The longhorned tick is also a concern for the New York's agricultural industry and may pose a threat to livestock. Farmers should continue to work with their veterinarians to check their animals, particularly cattle, sheep and horses, for exposure to ticks and to ensure their parasite control plans are up to date and working. Symptoms of tick-borne disease in cattle include fever, lack of appetite, dehydration, weakness and labored breathing.

The Department of Health and its partners routinely collect and analyze ticks from across the state to better understand the tick population, tick behavior and regional trends in diseases carried by ticks. Current and retrospective tick collection and testing results are publicly available on the Department's Health Data NY website.

In 2018 the New York State Office of Parks, Recreation, and Historic Preservation developed and instituted an Integrated Tick Management Program to increase public awareness of ticks and tick-borne diseases and reduce the number of human/tick interactions in high-use areas of state parks and historic sites. This program provides information and guidelines and procedures necessary to reduce the risk of tick-borne diseases to park patrons and staff.

The actions taken in individual parks varied based on the potential risk of tick-borne disease and focused on public education, habitat management, and the limited use of eco-friendly tick control treatments in high-use areas. Specific actions taken include:

  • Distributed approximately 1,000 tick warning signs provided by NYS Department of Health to parks and historic sites across the state;
  • Removed overhanging vegetation from high-use trails and their associated trailheads;
  • Expanded the use of four-poster bait stations in parks on Long Island; and
  • Worked with NYS DEC to deploy four-poster bait stations on State land on Staten Island (DEC and Park lands).

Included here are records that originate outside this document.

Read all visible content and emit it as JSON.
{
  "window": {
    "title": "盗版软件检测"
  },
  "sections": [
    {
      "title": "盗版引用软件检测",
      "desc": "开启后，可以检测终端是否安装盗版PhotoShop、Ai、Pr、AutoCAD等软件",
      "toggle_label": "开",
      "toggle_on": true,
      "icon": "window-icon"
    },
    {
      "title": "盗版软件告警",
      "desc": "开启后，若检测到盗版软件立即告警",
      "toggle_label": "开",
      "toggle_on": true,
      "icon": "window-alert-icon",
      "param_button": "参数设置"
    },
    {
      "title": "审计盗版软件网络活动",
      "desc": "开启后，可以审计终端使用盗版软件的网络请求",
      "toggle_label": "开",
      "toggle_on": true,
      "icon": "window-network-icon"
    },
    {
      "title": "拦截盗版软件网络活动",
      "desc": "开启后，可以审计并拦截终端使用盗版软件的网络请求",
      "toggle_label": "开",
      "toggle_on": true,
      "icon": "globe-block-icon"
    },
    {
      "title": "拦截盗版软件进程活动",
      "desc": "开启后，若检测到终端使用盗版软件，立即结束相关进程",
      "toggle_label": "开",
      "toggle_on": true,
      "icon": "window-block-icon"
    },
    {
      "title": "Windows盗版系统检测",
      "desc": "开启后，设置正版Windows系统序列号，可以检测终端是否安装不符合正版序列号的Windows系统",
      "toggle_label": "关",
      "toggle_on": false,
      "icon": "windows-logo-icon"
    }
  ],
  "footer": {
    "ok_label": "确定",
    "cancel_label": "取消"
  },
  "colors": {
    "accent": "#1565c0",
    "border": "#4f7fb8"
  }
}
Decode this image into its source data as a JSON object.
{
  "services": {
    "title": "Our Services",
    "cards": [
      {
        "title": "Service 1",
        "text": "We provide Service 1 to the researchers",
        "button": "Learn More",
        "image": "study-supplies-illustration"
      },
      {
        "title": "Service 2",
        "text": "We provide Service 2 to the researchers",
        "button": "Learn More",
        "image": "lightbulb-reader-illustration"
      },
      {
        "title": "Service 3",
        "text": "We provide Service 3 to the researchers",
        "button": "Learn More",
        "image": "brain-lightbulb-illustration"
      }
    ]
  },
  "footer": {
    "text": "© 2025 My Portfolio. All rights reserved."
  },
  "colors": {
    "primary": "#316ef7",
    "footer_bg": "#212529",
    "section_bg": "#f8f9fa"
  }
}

For more information about Lyme disease and other tick-borne diseases, visit: